> **PROBLEM DESCRIPTION**
Once the pictures are removed, restate the listing word for word.

> **PROVIDED RECORDS**
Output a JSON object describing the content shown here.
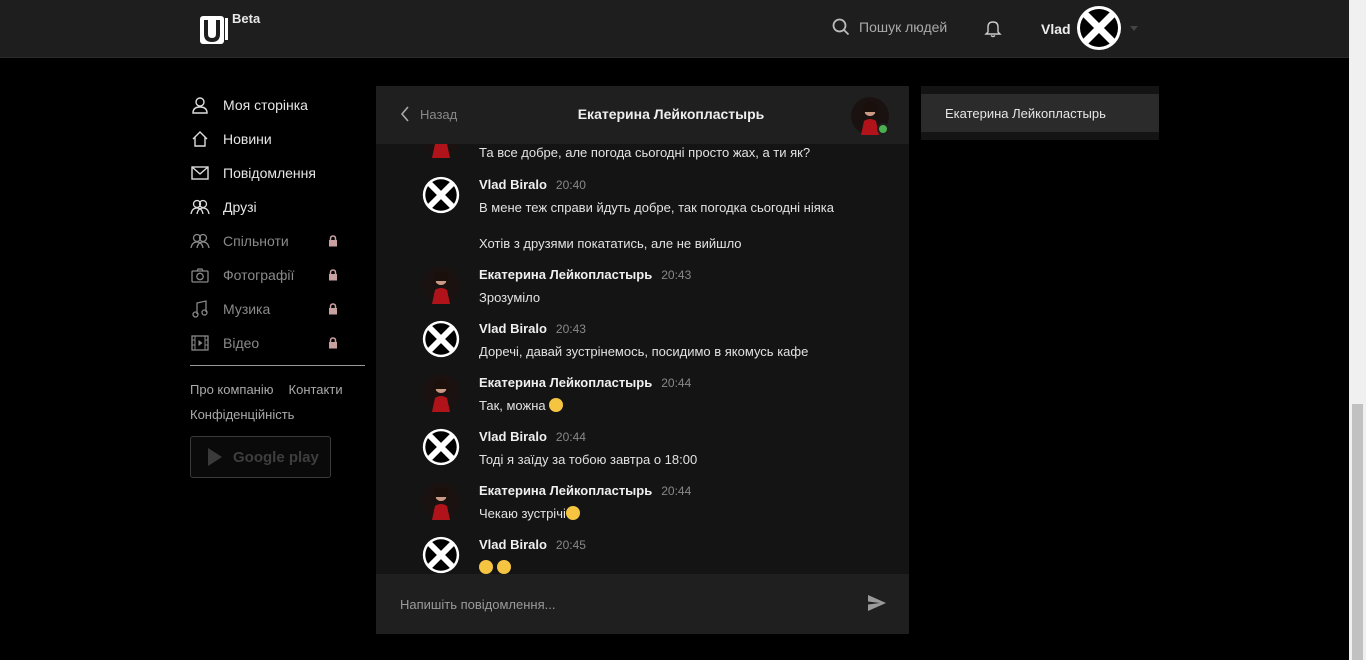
{
  "header": {
    "beta": "Beta",
    "search_label": "Пошук людей",
    "username": "Vlad"
  },
  "sidebar": {
    "items": [
      {
        "label": "Моя сторінка",
        "icon": "user-icon",
        "locked": false
      },
      {
        "label": "Новини",
        "icon": "home-icon",
        "locked": false
      },
      {
        "label": "Повідомлення",
        "icon": "mail-icon",
        "locked": false
      },
      {
        "label": "Друзі",
        "icon": "friends-icon",
        "locked": false
      },
      {
        "label": "Спільноти",
        "icon": "communities-icon",
        "locked": true
      },
      {
        "label": "Фотографії",
        "icon": "camera-icon",
        "locked": true
      },
      {
        "label": "Музика",
        "icon": "music-icon",
        "locked": true
      },
      {
        "label": "Відео",
        "icon": "video-icon",
        "locked": true
      }
    ],
    "footer": {
      "about": "Про компанію",
      "contacts": "Контакти",
      "privacy": "Конфіденційність"
    },
    "google_play": "Google play"
  },
  "chat": {
    "back": "Назад",
    "title": "Екатерина Лейкопластырь",
    "partial_message": "Та все добре, але погода сьогодні просто жах, а ти як?",
    "messages": [
      {
        "author": "Vlad Biralo",
        "time": "20:40",
        "lines": [
          "В мене теж справи йдуть добре, так погодка сьогодні ніяка",
          "Хотів з друзями покататись, але не вийшло"
        ]
      },
      {
        "author": "Екатерина Лейкопластырь",
        "time": "20:43",
        "lines": [
          "Зрозуміло"
        ]
      },
      {
        "author": "Vlad Biralo",
        "time": "20:43",
        "lines": [
          "Доречі, давай зустрінемось, посидимо в якомусь кафе"
        ]
      },
      {
        "author": "Екатерина Лейкопластырь",
        "time": "20:44",
        "lines": [
          "Так, можна"
        ]
      },
      {
        "author": "Vlad Biralo",
        "time": "20:44",
        "lines": [
          "Тоді я заїду за тобою завтра о 18:00"
        ]
      },
      {
        "author": "Екатерина Лейкопластырь",
        "time": "20:44",
        "lines": [
          "Чекаю зустрічі"
        ]
      },
      {
        "author": "Vlad Biralo",
        "time": "20:45",
        "lines": [
          ""
        ]
      }
    ],
    "composer_placeholder": "Напишіть повідомлення..."
  },
  "conversations": [
    {
      "name": "Екатерина Лейкопластырь"
    }
  ],
  "colors": {
    "background": "#000000",
    "panel": "#141414",
    "header": "#1f1f1f",
    "online": "#4caf50",
    "lock": "#c9a0a0"
  }
}
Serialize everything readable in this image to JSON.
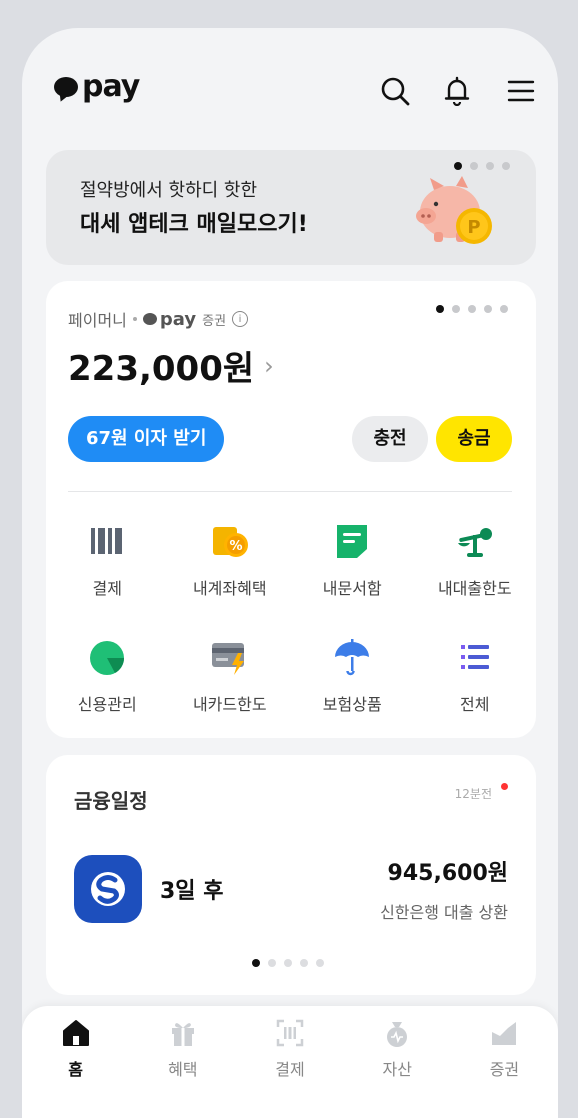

> **RESULT OF THIS EXERCISE**
Output a JSON object describing the content shown here.
{
  "header": {
    "beta": "Beta",
    "search_label": "Пошук людей",
    "username": "Vlad"
  },
  "sidebar": {
    "items": [
      {
        "label": "Моя сторінка",
        "icon": "user-icon",
        "locked": false
      },
      {
        "label": "Новини",
        "icon": "home-icon",
        "locked": false
      },
      {
        "label": "Повідомлення",
        "icon": "mail-icon",
        "locked": false
      },
      {
        "label": "Друзі",
        "icon": "friends-icon",
        "locked": false
      },
      {
        "label": "Спільноти",
        "icon": "communities-icon",
        "locked": true
      },
      {
        "label": "Фотографії",
        "icon": "camera-icon",
        "locked": true
      },
      {
        "label": "Музика",
        "icon": "music-icon",
        "locked": true
      },
      {
        "label": "Відео",
        "icon": "video-icon",
        "locked": true
      }
    ],
    "footer": {
      "about": "Про компанію",
      "contacts": "Контакти",
      "privacy": "Конфіденційність"
    },
    "google_play": "Google play"
  },
  "chat": {
    "back": "Назад",
    "title": "Екатерина Лейкопластырь",
    "partial_message": "Та все добре, але погода сьогодні просто жах, а ти як?",
    "messages": [
      {
        "author": "Vlad Biralo",
        "time": "20:40",
        "lines": [
          "В мене теж справи йдуть добре, так погодка сьогодні ніяка",
          "Хотів з друзями покататись, але не вийшло"
        ]
      },
      {
        "author": "Екатерина Лейкопластырь",
        "time": "20:43",
        "lines": [
          "Зрозуміло"
        ]
      },
      {
        "author": "Vlad Biralo",
        "time": "20:43",
        "lines": [
          "Доречі, давай зустрінемось, посидимо в якомусь кафе"
        ]
      },
      {
        "author": "Екатерина Лейкопластырь",
        "time": "20:44",
        "lines": [
          "Так, можна"
        ]
      },
      {
        "author": "Vlad Biralo",
        "time": "20:44",
        "lines": [
          "Тоді я заїду за тобою завтра о 18:00"
        ]
      },
      {
        "author": "Екатерина Лейкопластырь",
        "time": "20:44",
        "lines": [
          "Чекаю зустрічі"
        ]
      },
      {
        "author": "Vlad Biralo",
        "time": "20:45",
        "lines": [
          ""
        ]
      }
    ],
    "composer_placeholder": "Напишіть повідомлення..."
  },
  "conversations": [
    {
      "name": "Екатерина Лейкопластырь"
    }
  ],
  "colors": {
    "background": "#000000",
    "panel": "#141414",
    "header": "#1f1f1f",
    "online": "#4caf50",
    "lock": "#c9a0a0"
  }
}
Serialize everything readable in this image to JSON.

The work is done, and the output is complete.